- **SUPPLIED MATERIAL**
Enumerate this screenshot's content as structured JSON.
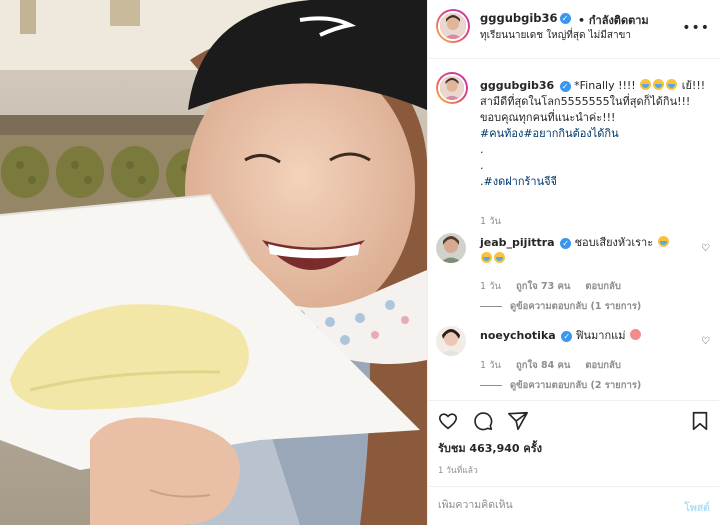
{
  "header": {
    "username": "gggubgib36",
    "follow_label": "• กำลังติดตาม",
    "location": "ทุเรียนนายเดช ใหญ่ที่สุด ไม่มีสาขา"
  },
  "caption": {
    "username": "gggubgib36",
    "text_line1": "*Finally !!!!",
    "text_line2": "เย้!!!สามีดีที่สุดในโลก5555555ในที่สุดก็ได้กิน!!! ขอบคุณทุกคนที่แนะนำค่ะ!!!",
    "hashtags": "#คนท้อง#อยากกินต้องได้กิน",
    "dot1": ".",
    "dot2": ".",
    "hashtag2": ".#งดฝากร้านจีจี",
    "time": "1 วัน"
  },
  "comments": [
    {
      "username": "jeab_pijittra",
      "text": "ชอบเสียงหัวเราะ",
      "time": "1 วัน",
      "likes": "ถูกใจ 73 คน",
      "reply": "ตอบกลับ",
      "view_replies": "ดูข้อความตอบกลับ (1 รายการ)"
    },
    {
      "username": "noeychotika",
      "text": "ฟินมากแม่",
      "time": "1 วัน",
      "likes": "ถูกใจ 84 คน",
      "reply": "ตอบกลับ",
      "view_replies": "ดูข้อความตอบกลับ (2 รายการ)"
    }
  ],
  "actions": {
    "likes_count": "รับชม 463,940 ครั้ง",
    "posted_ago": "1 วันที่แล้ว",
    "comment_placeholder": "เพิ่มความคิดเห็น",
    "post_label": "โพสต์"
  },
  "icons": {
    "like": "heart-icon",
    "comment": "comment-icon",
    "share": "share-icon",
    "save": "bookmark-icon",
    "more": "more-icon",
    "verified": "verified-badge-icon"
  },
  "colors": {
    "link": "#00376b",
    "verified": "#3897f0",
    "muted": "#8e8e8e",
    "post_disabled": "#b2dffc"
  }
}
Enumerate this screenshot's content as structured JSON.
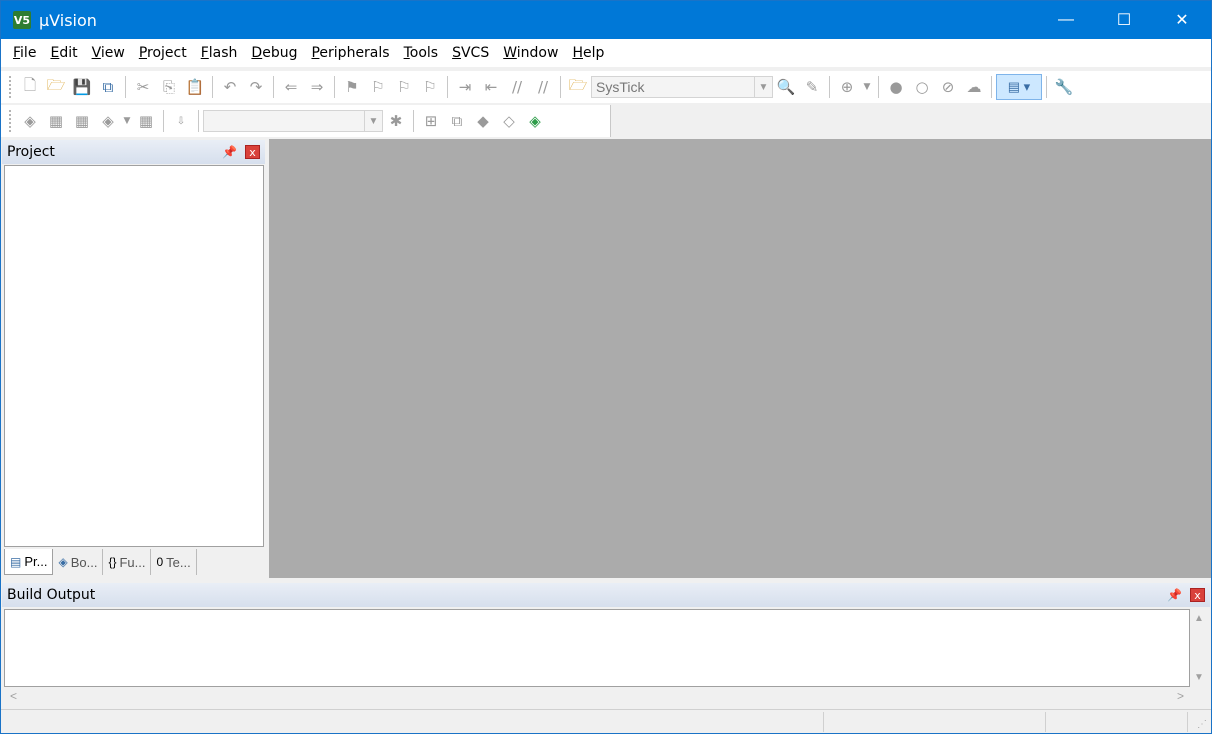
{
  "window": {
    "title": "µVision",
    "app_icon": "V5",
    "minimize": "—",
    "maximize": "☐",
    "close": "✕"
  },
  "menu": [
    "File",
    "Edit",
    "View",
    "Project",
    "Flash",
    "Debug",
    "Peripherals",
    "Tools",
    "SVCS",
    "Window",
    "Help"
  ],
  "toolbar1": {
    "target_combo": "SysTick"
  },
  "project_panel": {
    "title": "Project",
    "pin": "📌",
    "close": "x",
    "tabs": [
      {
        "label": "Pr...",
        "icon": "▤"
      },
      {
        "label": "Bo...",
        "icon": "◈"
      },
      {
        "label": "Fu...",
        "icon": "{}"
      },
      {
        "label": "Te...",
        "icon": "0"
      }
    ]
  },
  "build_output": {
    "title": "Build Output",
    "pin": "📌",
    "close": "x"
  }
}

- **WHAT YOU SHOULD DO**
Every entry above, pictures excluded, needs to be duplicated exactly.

- **TASK SOLUTION**
Enumerate this screenshot's content as structured JSON.
{
  "header": {
    "username": "gggubgib36",
    "follow_label": "• กำลังติดตาม",
    "location": "ทุเรียนนายเดช ใหญ่ที่สุด ไม่มีสาขา"
  },
  "caption": {
    "username": "gggubgib36",
    "text_line1": "*Finally !!!!",
    "text_line2": "เย้!!!สามีดีที่สุดในโลก5555555ในที่สุดก็ได้กิน!!! ขอบคุณทุกคนที่แนะนำค่ะ!!!",
    "hashtags": "#คนท้อง#อยากกินต้องได้กิน",
    "dot1": ".",
    "dot2": ".",
    "hashtag2": ".#งดฝากร้านจีจี",
    "time": "1 วัน"
  },
  "comments": [
    {
      "username": "jeab_pijittra",
      "text": "ชอบเสียงหัวเราะ",
      "time": "1 วัน",
      "likes": "ถูกใจ 73 คน",
      "reply": "ตอบกลับ",
      "view_replies": "ดูข้อความตอบกลับ (1 รายการ)"
    },
    {
      "username": "noeychotika",
      "text": "ฟินมากแม่",
      "time": "1 วัน",
      "likes": "ถูกใจ 84 คน",
      "reply": "ตอบกลับ",
      "view_replies": "ดูข้อความตอบกลับ (2 รายการ)"
    }
  ],
  "actions": {
    "likes_count": "รับชม 463,940 ครั้ง",
    "posted_ago": "1 วันที่แล้ว",
    "comment_placeholder": "เพิ่มความคิดเห็น",
    "post_label": "โพสต์"
  },
  "icons": {
    "like": "heart-icon",
    "comment": "comment-icon",
    "share": "share-icon",
    "save": "bookmark-icon",
    "more": "more-icon",
    "verified": "verified-badge-icon"
  },
  "colors": {
    "link": "#00376b",
    "verified": "#3897f0",
    "muted": "#8e8e8e",
    "post_disabled": "#b2dffc"
  }
}
Enumerate this screenshot's content as structured JSON.
{
  "window": {
    "title": "µVision",
    "app_icon": "V5",
    "minimize": "—",
    "maximize": "☐",
    "close": "✕"
  },
  "menu": [
    "File",
    "Edit",
    "View",
    "Project",
    "Flash",
    "Debug",
    "Peripherals",
    "Tools",
    "SVCS",
    "Window",
    "Help"
  ],
  "toolbar1": {
    "target_combo": "SysTick"
  },
  "project_panel": {
    "title": "Project",
    "pin": "📌",
    "close": "x",
    "tabs": [
      {
        "label": "Pr...",
        "icon": "▤"
      },
      {
        "label": "Bo...",
        "icon": "◈"
      },
      {
        "label": "Fu...",
        "icon": "{}"
      },
      {
        "label": "Te...",
        "icon": "0"
      }
    ]
  },
  "build_output": {
    "title": "Build Output",
    "pin": "📌",
    "close": "x"
  }
}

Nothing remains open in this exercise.